* Pratt & Whitney, Lockheed consider warnings on job cuts
* Shareholder, employee concerns trump Labor Department
By David Lawder
JUPITER, Florida, Aug 8 U.S. defense contractors
facing automatic budget cuts at the year-end are still
considering issuing layoff notices to employees just before the
Nov. 6 elections, even though the Obama administration says such
warnings are unnecessary.
David Hess, president of aircraft engine maker Pratt &
Whitney, told Reuters on Wednesday the company was still
examining its legal obligations regarding notification of
employees who could be put out of jobs in January.
At issue are some $55 billion in automatic spending cuts for
fiscal 2013 that are due to hit on Jan. 2 and which could cost
the defense industry thousands of jobs.
Hess and other aerospace industry executives are mounting a
campaign to persuade Congress to stop them.
In a controversial move last week, the U.S. Labor Department
said the circumstances surrounding the planned cuts were too
uncertain to require defense and other federal contractors to
comply with the provisions the so-called WARN Act, which
requires employees to be notified 60 days before major layoffs
or plant closures.
Republican lawmakers immediately accused the Obama
administration of trying to suppress potentially damaging
notices of layoffs just before the election.
"Right now the WARN Act is the law, and we always comply
with the law, so we're not quite sure we understand the
direction from the Department of Labor," Hess told Reuters at a
rally for employees at Pratt & Whitney's jet engine test
facility and rocket engine plant near West Palm Beach, Florida.
The cuts in January stem from an August 2011 congressional
budget deal to avoid a historic default on U.S. Treasury debt.
Congress pledged to find $1.2 trillion in additional spending
cuts by the end of 2012, or they would happen automatically,
with half coming from defense spending.
Although defense firms have warned that some $500 billion in
cuts over 10 years will ultimately cause the loss of more than
two million jobs countrywide, they have little clarity on how
the Defense Department will parse out the pain starting in
Pay and benefits for military personnel are exempt from the
cuts, but executives are waiting to hear which weapons programs
will be hit hardest.
DETAILS DUE WITHIN 30 DAYS
On Tuesday, President Barack Obama signed legislation
requiring his administration to detail within 30 days how it
will administer the cuts, which may help contractors decide
where to cut.
"We'll make a decision in the future as to whether or not
we'll issue WARN notices.
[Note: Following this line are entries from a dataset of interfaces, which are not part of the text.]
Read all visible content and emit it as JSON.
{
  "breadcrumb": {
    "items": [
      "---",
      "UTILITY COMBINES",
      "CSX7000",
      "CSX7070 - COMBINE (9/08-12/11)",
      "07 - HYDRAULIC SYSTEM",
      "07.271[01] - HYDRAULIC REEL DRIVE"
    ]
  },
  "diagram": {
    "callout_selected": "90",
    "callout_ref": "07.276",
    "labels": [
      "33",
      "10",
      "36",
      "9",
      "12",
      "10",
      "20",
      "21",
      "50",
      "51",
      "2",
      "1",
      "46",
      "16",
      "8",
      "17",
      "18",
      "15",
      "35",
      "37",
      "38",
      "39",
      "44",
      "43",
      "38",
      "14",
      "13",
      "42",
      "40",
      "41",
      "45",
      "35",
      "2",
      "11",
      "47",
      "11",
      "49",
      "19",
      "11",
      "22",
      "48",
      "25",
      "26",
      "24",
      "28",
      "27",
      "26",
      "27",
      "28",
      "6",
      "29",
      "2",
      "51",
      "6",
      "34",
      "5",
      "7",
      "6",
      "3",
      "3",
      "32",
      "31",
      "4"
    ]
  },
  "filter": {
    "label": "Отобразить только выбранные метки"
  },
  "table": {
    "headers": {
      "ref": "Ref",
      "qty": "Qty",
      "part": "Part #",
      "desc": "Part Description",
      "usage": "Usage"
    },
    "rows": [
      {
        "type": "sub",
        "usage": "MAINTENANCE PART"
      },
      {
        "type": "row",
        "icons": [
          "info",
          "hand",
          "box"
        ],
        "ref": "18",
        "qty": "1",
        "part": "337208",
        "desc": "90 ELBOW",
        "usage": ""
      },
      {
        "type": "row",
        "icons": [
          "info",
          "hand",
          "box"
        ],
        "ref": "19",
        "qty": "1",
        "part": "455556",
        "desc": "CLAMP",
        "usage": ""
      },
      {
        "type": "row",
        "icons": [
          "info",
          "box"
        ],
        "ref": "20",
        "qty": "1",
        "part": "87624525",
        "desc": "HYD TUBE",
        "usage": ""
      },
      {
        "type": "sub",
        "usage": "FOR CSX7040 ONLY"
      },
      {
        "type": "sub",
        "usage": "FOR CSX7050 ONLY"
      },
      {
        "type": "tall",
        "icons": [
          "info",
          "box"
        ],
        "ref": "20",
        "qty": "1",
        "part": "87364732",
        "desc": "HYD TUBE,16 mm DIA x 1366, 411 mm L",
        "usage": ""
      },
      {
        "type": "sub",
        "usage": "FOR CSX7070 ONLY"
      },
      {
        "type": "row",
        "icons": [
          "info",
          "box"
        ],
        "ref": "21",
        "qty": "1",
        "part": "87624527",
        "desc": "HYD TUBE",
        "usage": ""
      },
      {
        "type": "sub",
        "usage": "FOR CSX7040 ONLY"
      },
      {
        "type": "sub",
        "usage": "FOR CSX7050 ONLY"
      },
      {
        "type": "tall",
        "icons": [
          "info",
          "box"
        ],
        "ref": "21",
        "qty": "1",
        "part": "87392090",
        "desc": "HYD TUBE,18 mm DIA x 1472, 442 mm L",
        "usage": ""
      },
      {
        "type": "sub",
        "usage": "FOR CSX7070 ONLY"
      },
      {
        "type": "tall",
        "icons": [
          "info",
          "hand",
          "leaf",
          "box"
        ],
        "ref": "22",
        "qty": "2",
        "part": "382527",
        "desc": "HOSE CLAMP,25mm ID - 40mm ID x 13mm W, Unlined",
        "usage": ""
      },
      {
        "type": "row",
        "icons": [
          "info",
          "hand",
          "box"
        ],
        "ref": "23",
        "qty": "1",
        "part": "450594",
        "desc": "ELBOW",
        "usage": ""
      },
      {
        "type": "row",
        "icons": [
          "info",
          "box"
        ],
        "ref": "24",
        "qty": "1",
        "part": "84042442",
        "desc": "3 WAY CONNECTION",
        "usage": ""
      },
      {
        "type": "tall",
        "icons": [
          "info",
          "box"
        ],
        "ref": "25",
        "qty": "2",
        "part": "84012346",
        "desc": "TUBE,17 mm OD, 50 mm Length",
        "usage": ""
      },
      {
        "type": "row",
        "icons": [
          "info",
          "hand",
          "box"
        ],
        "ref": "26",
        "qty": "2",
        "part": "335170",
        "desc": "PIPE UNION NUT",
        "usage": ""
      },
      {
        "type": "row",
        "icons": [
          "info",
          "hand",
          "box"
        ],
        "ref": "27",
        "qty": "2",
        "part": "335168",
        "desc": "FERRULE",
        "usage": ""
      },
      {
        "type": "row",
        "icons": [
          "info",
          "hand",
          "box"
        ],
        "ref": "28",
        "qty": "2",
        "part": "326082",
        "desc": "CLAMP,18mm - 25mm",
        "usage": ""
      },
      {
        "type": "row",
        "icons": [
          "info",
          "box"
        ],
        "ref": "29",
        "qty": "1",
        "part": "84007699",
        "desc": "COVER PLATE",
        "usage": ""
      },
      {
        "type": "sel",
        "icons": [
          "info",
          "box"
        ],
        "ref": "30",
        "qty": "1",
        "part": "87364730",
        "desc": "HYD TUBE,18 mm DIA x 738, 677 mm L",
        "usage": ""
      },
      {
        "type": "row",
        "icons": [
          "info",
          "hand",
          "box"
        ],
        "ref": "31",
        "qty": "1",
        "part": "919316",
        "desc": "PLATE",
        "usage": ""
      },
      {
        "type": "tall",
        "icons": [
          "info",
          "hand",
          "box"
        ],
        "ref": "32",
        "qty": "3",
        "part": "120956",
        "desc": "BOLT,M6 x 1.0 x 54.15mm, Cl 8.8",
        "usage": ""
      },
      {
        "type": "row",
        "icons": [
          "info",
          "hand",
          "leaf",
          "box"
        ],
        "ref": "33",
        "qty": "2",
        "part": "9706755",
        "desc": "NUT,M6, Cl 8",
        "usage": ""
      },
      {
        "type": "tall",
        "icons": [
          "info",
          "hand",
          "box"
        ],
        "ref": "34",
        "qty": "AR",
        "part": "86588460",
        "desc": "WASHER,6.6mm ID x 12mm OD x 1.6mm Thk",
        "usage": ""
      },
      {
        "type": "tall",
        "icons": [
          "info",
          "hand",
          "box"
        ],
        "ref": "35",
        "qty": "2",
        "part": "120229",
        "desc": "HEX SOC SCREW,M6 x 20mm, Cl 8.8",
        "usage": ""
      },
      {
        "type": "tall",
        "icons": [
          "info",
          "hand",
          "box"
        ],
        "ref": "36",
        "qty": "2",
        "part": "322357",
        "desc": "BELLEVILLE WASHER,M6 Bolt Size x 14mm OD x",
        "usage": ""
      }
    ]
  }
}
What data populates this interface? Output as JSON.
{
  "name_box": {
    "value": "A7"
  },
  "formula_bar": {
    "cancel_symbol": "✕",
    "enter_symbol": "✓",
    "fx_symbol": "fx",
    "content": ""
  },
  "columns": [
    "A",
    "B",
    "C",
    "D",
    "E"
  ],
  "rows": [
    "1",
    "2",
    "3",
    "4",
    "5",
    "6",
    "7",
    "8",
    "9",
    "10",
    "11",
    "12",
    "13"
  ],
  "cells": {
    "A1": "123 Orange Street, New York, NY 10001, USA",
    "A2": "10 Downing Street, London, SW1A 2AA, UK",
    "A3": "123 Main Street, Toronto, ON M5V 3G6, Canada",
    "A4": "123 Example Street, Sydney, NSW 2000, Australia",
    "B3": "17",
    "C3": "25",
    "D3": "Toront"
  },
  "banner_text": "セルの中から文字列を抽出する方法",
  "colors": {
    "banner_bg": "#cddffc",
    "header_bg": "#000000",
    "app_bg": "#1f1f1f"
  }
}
Some of it may depend on what clarity
we get in 30 days," Hess said.
Job cuts at Pratt & Whitney's U.S. operations could reach
into the hundreds, Hess said. The Florida plant does development
work on engines for the stealthy F-35 Joint Strike Fighter and
builds rocket engines and has been under consideration for new
investment to produce engines for exported F-35s.
Should the cuts cause a reduction in the fighter jet's
production rate, the company would have to re-evaluate its
expansion plans, Hess added.
Tom Burbage, program integration manager for the F-35 at the
plane's prime contractor, Lockheed Martin, said his firm
"appreciates" and will analyze the Labor Department guidance,
but management must first answer to shareholders and employees.
"The Labor Department is not a major shareholder in
corporations like Lockheed Martin or (Pratt & Whitney
parent)United Technologies," Burbage said.
"Generally speaking, if we know there's a potential to have
a major reduction in the future, we have to take appropriate
action," he said. "All we are trying to do is be transparent
with our employees so that nobody is caught by surprise."
Lawmakers from both parties say they oppose the
across-the-board cuts that will hit in January as a result of a
budget deal made a year ago, but they have not been able to
agree on alternative ways to reduce spending.
Congress is on a five-week recess and when it returns in
September, it will have only 11 legislative days to try to
broker a deal before the November election.
With both parties dug into partisan positions on budget and
spending issues, a resolution is not likely until a
post-election "lame duck" session of Congress that will be
crowded with other fiscal deadlines.